- **INFORMATION SUPPLIED**:
◇ ◇ ◇ ◇

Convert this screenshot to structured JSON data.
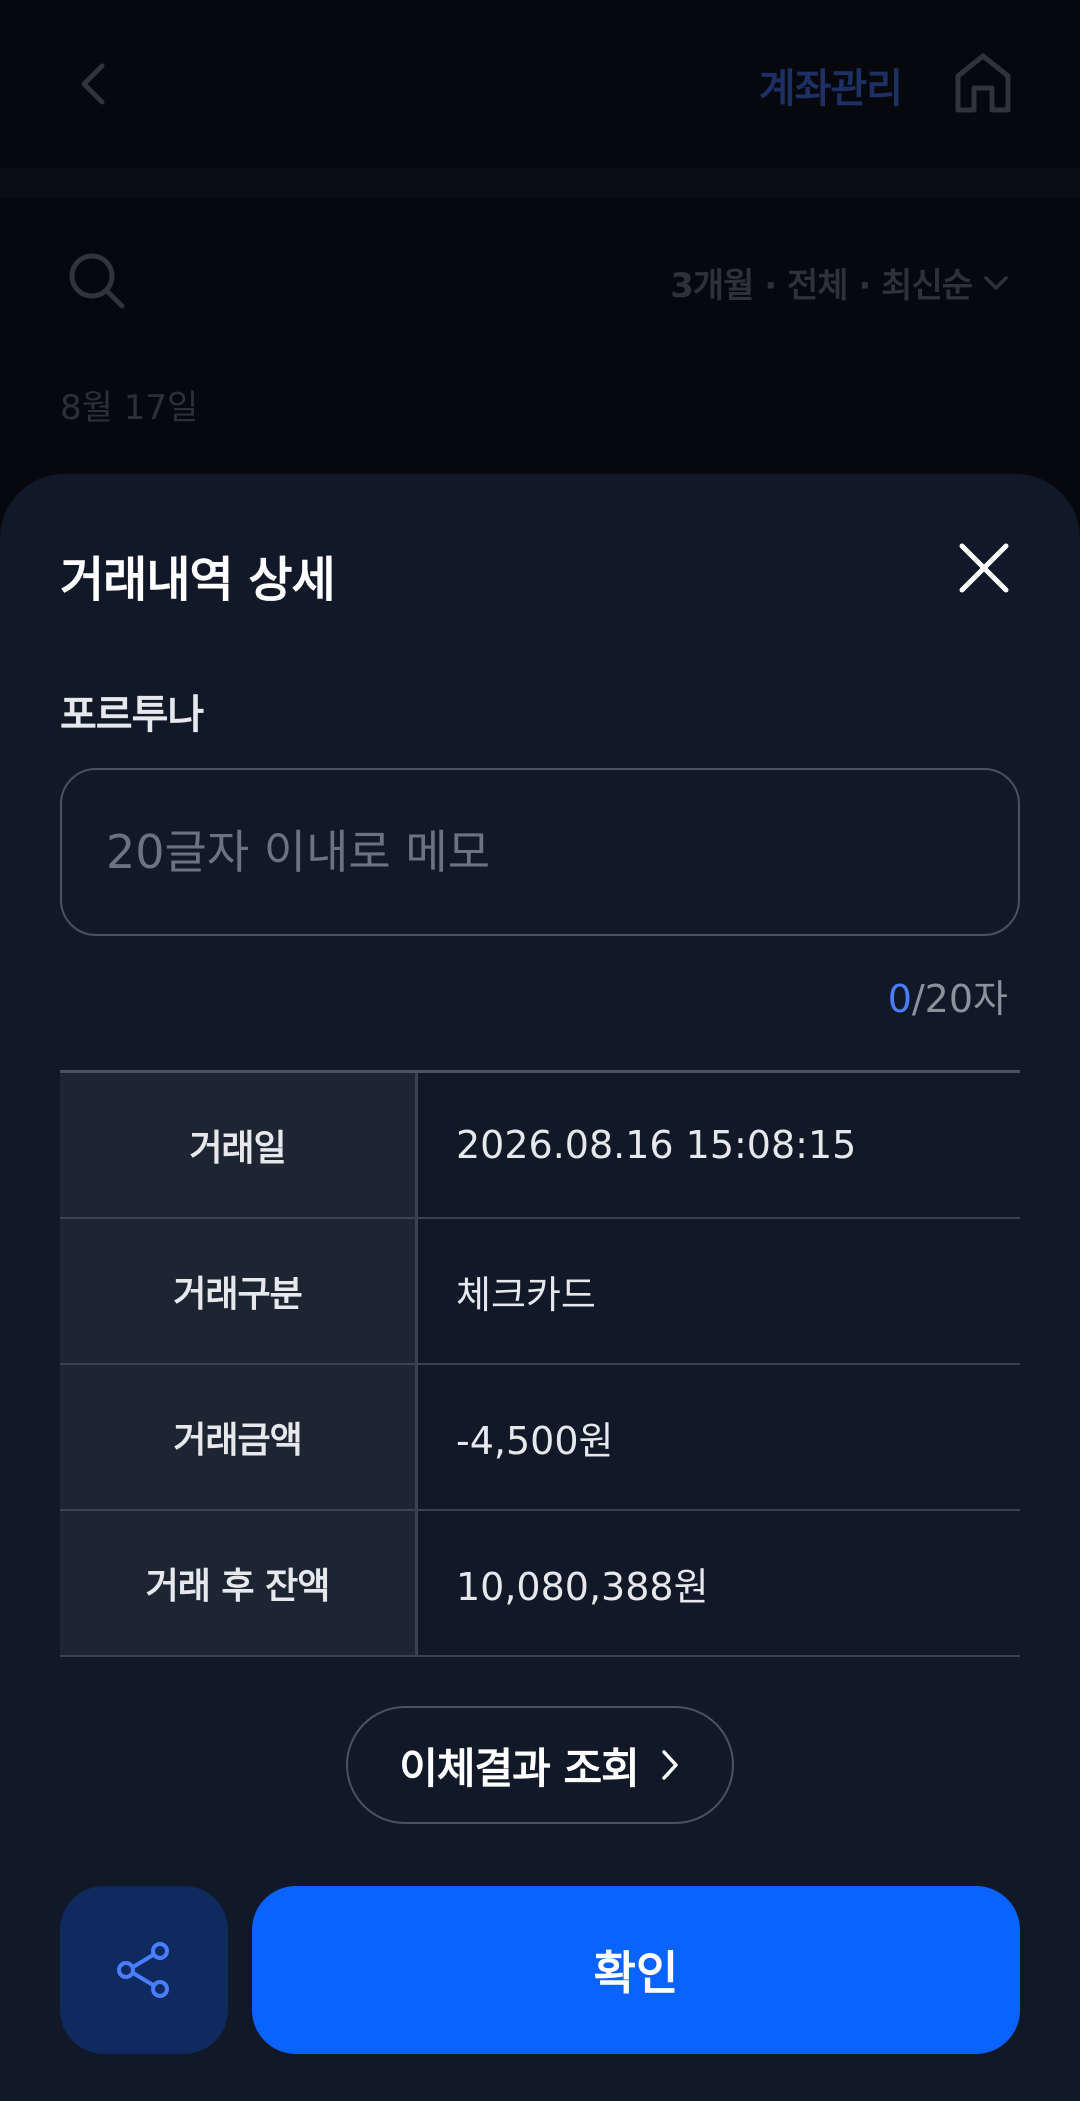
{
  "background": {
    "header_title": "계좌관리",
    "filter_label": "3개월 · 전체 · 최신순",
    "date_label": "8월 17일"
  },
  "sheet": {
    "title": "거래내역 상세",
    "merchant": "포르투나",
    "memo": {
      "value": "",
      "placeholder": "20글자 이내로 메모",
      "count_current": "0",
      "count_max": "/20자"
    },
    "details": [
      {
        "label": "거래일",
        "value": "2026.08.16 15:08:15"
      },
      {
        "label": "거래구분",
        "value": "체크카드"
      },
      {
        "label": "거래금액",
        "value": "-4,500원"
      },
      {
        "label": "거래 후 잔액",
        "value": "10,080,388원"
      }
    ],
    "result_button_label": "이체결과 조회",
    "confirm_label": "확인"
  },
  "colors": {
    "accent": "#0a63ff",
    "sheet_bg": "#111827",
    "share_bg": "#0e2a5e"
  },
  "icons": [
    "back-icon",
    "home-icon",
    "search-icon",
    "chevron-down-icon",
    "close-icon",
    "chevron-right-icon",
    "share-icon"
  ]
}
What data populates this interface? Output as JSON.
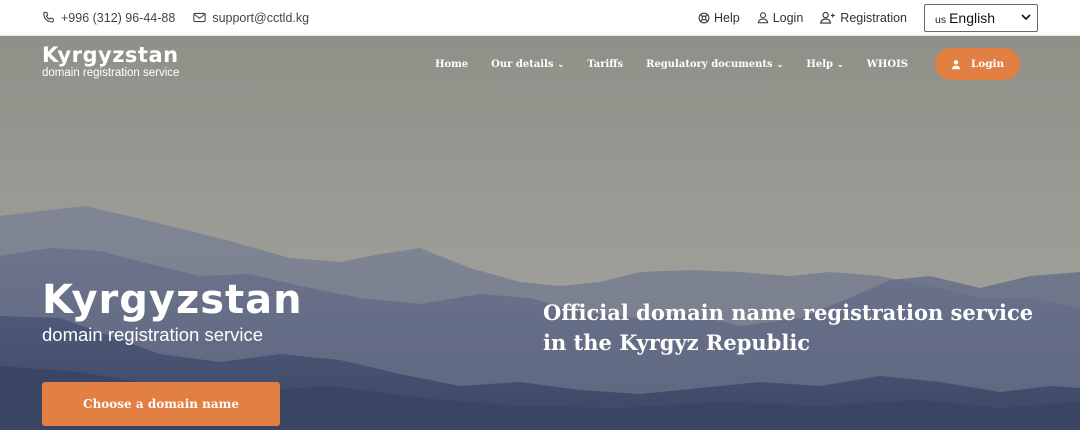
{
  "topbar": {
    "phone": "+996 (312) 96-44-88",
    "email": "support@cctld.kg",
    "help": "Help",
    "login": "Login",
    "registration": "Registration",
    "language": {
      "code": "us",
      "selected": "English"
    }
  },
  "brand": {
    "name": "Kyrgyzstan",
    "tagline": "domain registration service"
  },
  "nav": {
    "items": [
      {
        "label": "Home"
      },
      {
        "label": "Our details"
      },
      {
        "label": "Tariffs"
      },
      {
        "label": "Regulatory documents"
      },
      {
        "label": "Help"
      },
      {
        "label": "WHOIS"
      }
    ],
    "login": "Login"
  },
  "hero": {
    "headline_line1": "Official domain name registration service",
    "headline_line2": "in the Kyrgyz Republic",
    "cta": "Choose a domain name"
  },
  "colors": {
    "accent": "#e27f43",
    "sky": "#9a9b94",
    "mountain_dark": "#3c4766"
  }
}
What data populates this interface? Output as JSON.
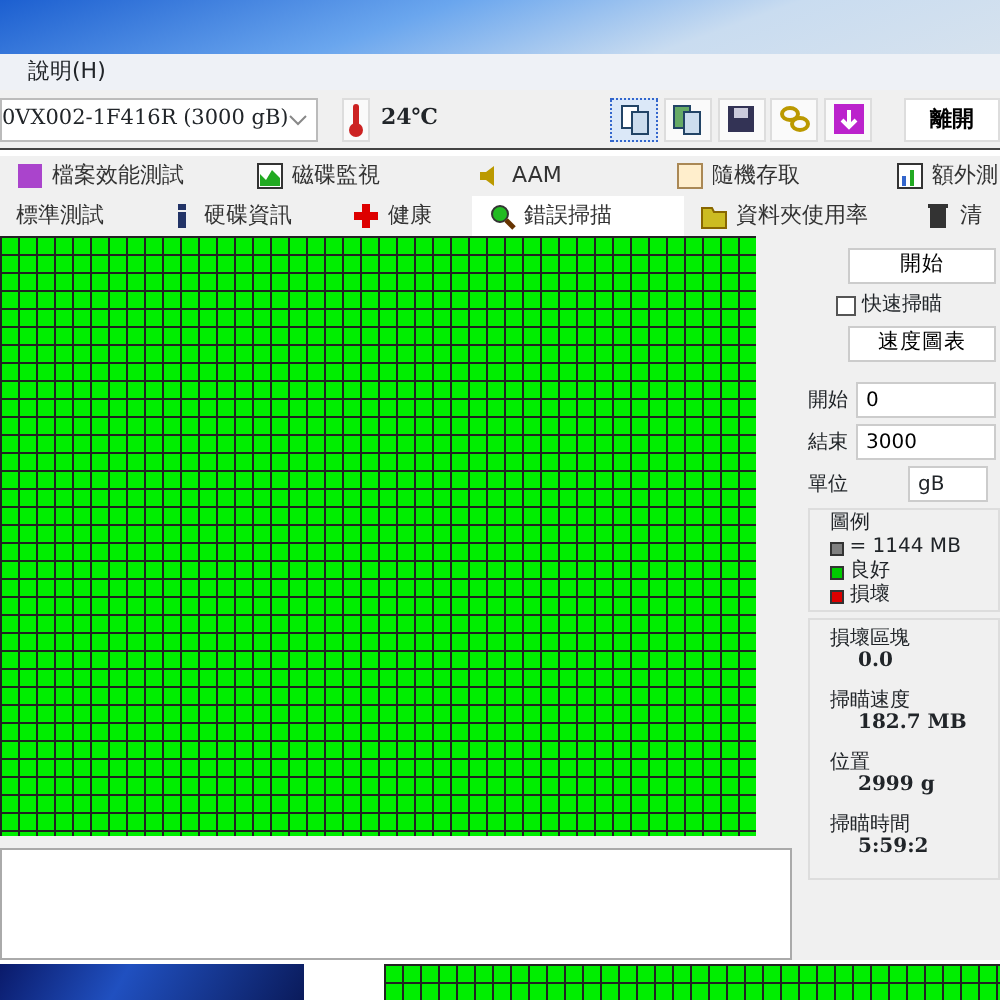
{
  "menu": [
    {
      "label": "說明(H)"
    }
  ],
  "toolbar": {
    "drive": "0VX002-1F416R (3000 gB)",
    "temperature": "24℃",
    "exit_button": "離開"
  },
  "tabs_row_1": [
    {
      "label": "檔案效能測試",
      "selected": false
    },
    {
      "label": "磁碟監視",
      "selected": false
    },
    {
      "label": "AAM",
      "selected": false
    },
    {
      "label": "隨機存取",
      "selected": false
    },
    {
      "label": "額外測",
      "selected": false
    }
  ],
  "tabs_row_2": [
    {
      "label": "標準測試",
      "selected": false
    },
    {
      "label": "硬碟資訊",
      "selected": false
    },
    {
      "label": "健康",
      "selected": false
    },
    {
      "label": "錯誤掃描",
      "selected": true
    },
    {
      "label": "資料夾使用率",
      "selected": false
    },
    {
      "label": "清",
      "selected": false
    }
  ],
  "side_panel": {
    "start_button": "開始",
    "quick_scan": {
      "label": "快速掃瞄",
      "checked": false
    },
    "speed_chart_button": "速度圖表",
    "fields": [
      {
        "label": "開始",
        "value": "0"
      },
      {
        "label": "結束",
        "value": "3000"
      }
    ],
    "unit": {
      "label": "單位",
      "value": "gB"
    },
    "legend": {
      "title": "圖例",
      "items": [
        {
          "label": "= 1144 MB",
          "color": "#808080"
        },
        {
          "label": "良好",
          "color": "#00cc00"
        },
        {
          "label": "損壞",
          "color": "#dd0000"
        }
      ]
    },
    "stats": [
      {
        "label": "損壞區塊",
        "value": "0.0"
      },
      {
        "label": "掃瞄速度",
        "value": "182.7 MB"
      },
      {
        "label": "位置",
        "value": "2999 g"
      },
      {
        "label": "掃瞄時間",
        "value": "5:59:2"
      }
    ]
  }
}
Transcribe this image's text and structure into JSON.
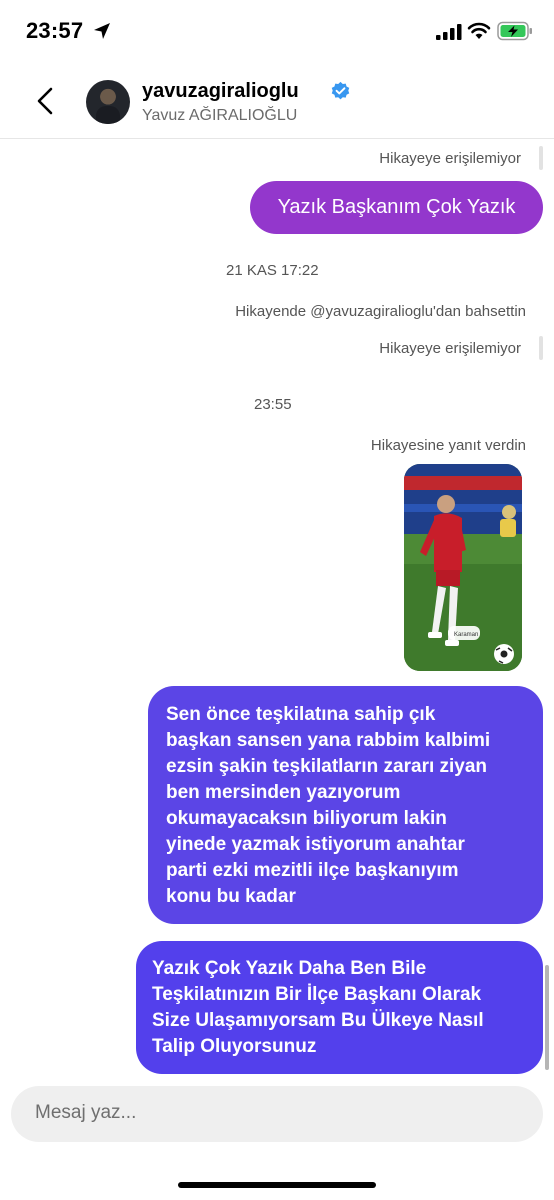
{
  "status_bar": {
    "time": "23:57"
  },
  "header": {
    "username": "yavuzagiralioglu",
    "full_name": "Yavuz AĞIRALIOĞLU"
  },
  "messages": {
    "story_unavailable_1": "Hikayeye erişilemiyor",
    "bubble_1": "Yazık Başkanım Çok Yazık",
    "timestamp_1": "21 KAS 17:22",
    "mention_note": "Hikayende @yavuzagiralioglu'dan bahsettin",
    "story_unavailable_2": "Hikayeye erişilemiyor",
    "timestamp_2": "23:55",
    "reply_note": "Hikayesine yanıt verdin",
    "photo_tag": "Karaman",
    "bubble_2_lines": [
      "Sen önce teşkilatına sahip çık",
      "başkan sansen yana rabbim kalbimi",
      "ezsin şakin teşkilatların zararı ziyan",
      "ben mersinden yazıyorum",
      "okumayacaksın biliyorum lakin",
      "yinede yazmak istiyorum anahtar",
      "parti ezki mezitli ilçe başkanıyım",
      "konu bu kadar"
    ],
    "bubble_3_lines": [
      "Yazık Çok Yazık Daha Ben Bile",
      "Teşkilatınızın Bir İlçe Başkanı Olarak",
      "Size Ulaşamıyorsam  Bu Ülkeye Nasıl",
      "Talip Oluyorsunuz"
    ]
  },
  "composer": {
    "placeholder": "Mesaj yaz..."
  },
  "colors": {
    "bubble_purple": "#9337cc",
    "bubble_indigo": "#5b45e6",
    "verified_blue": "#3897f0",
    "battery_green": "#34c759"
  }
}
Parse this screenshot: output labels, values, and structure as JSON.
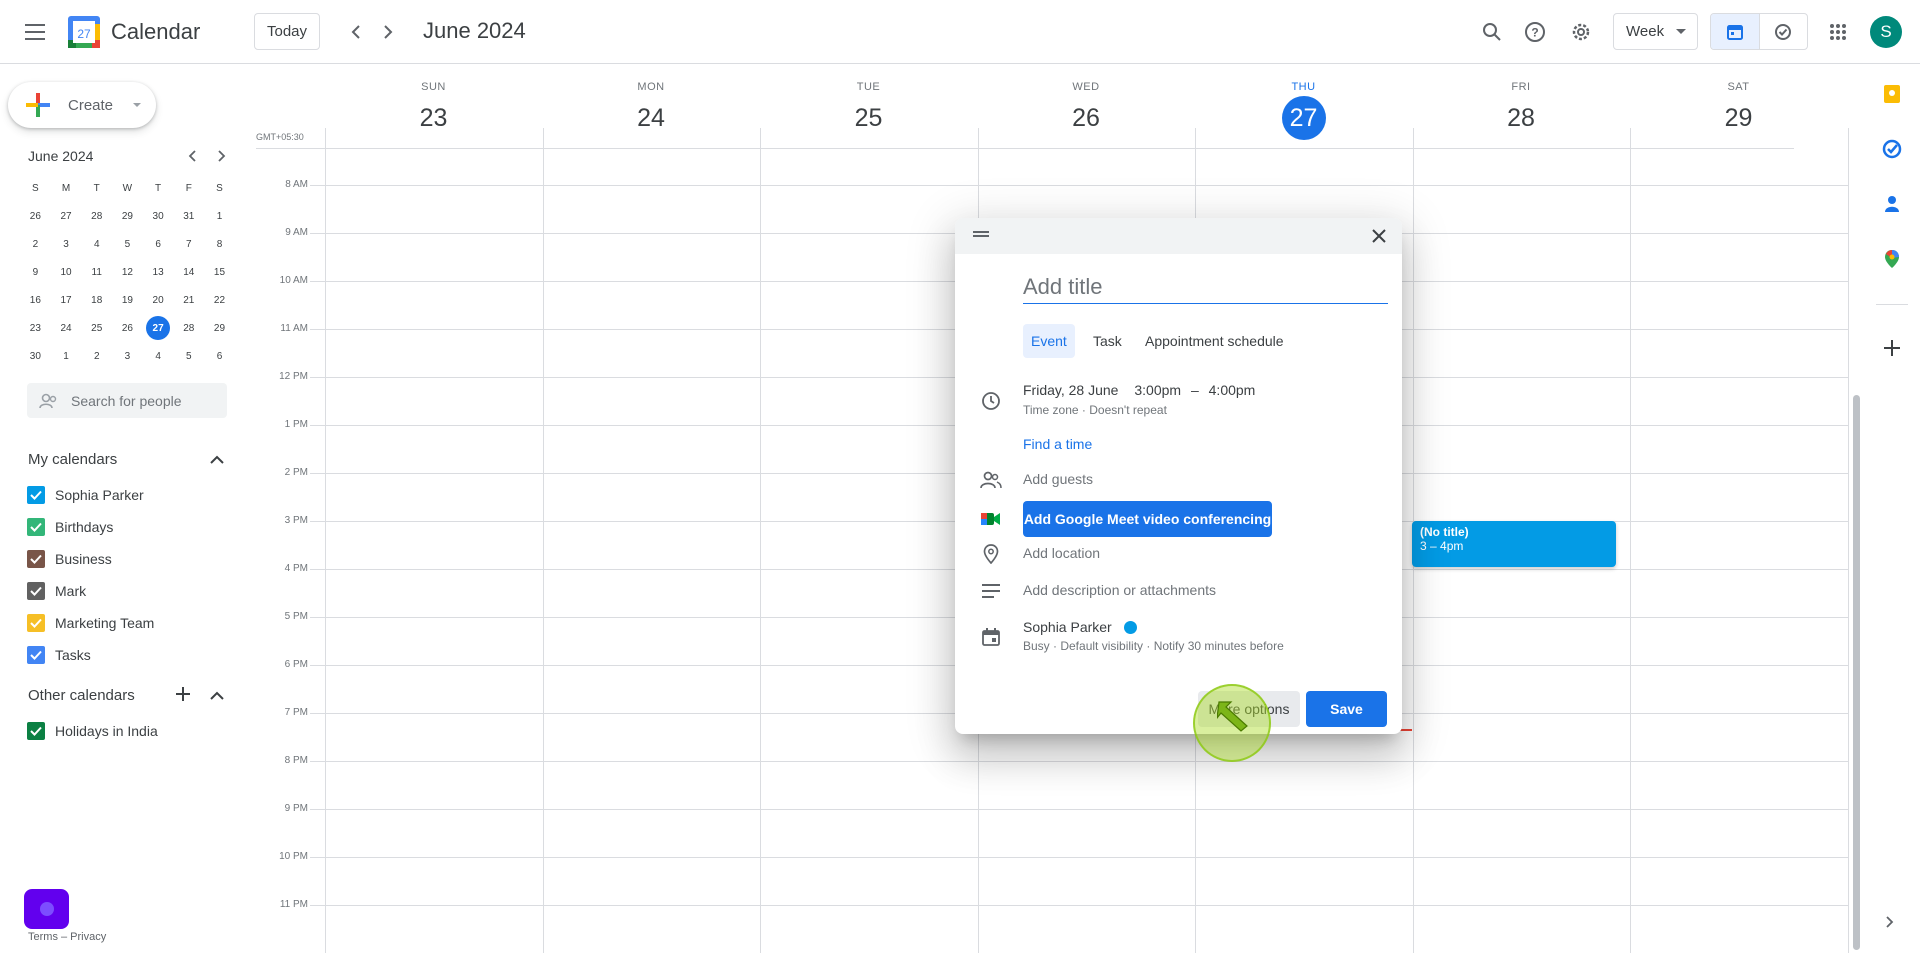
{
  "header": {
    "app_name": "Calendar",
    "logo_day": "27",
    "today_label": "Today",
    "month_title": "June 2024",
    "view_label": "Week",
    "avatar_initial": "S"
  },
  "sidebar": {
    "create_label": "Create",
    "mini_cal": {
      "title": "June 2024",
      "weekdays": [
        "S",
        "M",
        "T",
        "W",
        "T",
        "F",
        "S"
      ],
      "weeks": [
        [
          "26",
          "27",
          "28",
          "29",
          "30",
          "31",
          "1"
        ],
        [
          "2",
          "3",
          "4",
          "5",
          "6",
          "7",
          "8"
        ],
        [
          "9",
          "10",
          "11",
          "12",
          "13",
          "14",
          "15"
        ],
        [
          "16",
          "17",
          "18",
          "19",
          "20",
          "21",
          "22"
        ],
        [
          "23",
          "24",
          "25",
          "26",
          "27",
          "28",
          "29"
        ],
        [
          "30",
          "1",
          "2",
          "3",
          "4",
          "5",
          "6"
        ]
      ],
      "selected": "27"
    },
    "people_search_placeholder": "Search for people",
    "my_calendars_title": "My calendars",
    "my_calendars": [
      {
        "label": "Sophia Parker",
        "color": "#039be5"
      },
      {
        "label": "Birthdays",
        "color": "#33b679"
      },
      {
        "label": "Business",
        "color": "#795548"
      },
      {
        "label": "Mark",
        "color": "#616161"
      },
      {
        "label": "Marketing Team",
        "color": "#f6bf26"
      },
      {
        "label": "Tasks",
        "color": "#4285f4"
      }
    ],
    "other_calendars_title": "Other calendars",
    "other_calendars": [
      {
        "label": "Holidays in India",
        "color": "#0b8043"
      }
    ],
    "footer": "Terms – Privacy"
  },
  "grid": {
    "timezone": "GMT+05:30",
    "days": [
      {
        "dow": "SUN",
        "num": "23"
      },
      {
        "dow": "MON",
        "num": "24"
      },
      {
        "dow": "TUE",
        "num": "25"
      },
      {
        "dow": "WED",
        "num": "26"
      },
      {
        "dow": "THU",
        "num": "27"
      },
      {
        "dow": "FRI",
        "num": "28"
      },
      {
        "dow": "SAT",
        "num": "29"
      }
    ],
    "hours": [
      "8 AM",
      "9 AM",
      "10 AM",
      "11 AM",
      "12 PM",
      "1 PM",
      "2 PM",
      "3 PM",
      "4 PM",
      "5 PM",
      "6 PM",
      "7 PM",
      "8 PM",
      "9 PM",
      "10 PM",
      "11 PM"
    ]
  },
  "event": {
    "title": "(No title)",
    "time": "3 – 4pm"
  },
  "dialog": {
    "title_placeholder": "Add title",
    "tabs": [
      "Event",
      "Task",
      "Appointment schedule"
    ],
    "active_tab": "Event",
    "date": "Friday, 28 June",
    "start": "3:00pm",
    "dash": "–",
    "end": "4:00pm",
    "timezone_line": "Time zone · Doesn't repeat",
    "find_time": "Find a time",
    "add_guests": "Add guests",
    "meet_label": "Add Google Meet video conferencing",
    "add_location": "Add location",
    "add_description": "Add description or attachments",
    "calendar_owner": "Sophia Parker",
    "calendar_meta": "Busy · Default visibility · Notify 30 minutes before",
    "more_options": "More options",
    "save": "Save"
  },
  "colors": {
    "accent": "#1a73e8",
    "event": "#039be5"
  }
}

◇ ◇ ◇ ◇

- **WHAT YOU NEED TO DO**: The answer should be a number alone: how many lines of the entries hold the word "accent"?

- **ANSWER BOX**: 3